Bill did a fun talk on some common defective Java and how to fix it. Bill is the driving force behind FindBugs so it should not be surprising that he has a lot of depth and bad code to share.
He finds bugs and inspiration for bug detectors by watching bug databases for many popular open source projects and Sun itself. He also finds his students to be good bug generators. :) Once you find a bug, you can write a bug detector for FindBugs (or other easier tools like PMD or Jackpot) and look for it everywhere. Favorite quote: “When you find something stupid, there’s probably more of it lying around”.
Some bug types that he looked at:
- Conversions and streams – methods that return -1 for EOF are tricky, unexpected EOF hard to test
- Synchronization – don’t synchronize on String literals or autoboxed primitives (as they’re shared), don’t synchronize on a field changed in the synchronization, don’t synchronize on getClass() (as subclasses won’t be synching on same object)
- DateFormat and friends aren’t thread safe – familiar to many already, just create new or use ThreadLocal
- equals() with subclassing – whether to use instanceof check (can break symmetry) or getClass() comparison (can’t subclass with valid equals). Three kinds of common equality – object (no equals() needed), value (based on values in fields), or behavior (can’t distinguish based on behavior). Both instanceof() and getClass() can be useful but should protect yourself appropriately for subclassing.
Bill announced a new contest he’s running where you should send him a bug from your own application. He will write a detector to find more of it and run it on the code bases he tracks. Or you can send him a detector if you’re willing to do the work. The best detector wins $200. The best bug (most real bugs found) wins $100 (3 awarded).

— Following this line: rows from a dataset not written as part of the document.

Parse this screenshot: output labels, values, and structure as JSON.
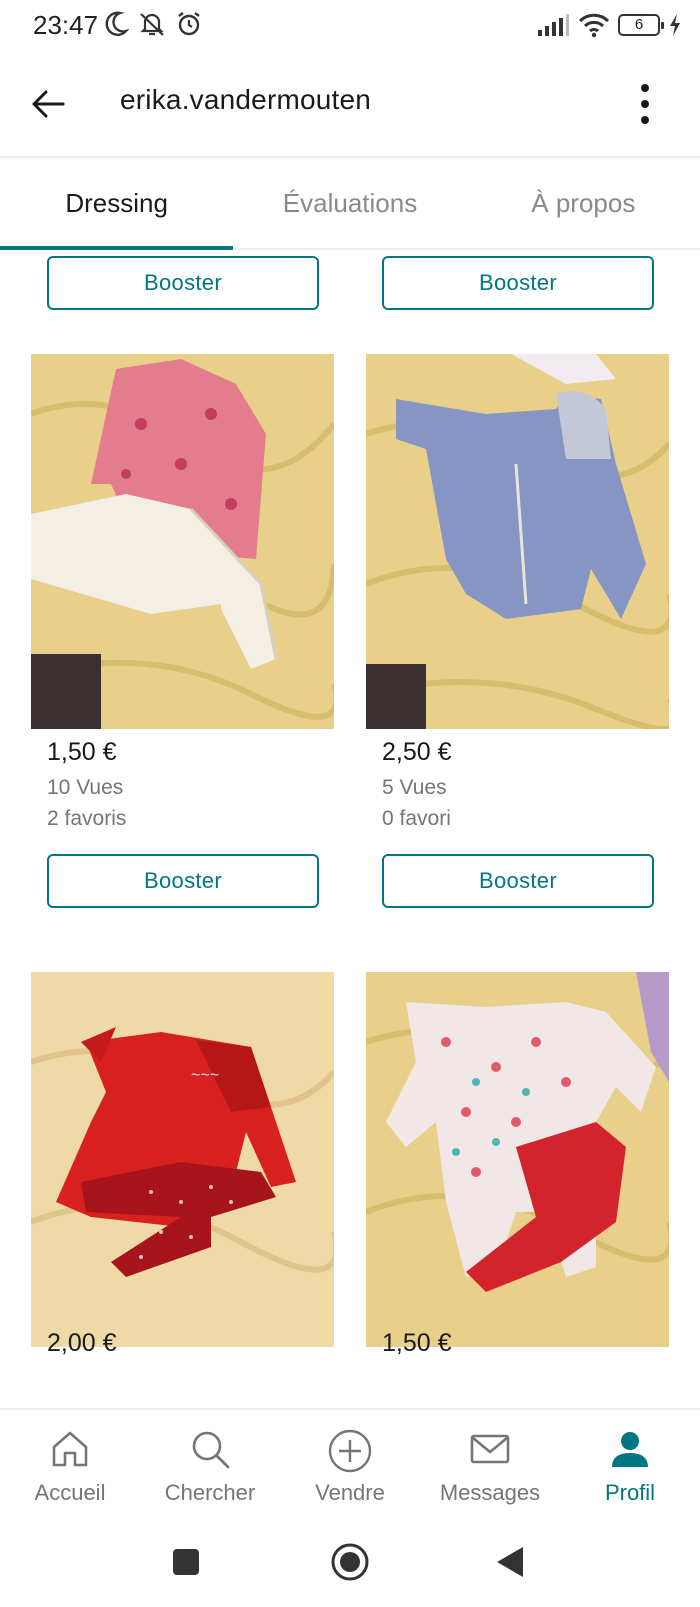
{
  "status_bar": {
    "time": "23:47",
    "battery": "6",
    "icons": [
      "moon-icon",
      "notifications-off-icon",
      "alarm-icon",
      "signal-icon",
      "wifi-icon",
      "battery-icon",
      "charging-icon"
    ]
  },
  "header": {
    "title": "erika.vandermouten",
    "back_icon": "arrow-left-icon",
    "more_icon": "more-vertical-icon"
  },
  "tabs": [
    {
      "label": "Dressing",
      "active": true
    },
    {
      "label": "Évaluations",
      "active": false
    },
    {
      "label": "À propos",
      "active": false
    }
  ],
  "booster_label": "Booster",
  "items": [
    {
      "price": "1,50 €",
      "views": "10 Vues",
      "favorites": "2 favoris",
      "photo": "pink-floral-dress-and-white-cardigan"
    },
    {
      "price": "2,50 €",
      "views": "5 Vues",
      "favorites": "0 favori",
      "photo": "blue-hooded-jacket"
    },
    {
      "price": "2,00 €",
      "photo": "red-dress-and-red-tights"
    },
    {
      "price": "1,50 €",
      "photo": "heart-print-pajamas-and-red-pants"
    }
  ],
  "bottom_nav": [
    {
      "label": "Accueil",
      "icon": "home-icon",
      "active": false
    },
    {
      "label": "Chercher",
      "icon": "search-icon",
      "active": false
    },
    {
      "label": "Vendre",
      "icon": "plus-circle-icon",
      "active": false
    },
    {
      "label": "Messages",
      "icon": "mail-icon",
      "active": false
    },
    {
      "label": "Profil",
      "icon": "user-icon",
      "active": true
    }
  ],
  "colors": {
    "accent": "#007782",
    "muted_text": "#757575",
    "photo_background": "#e8d08a"
  }
}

This was a fun talk but I had hoped it would focus more on JSR 308 and 305 and how new annotations could be used to detect more bugs automatically.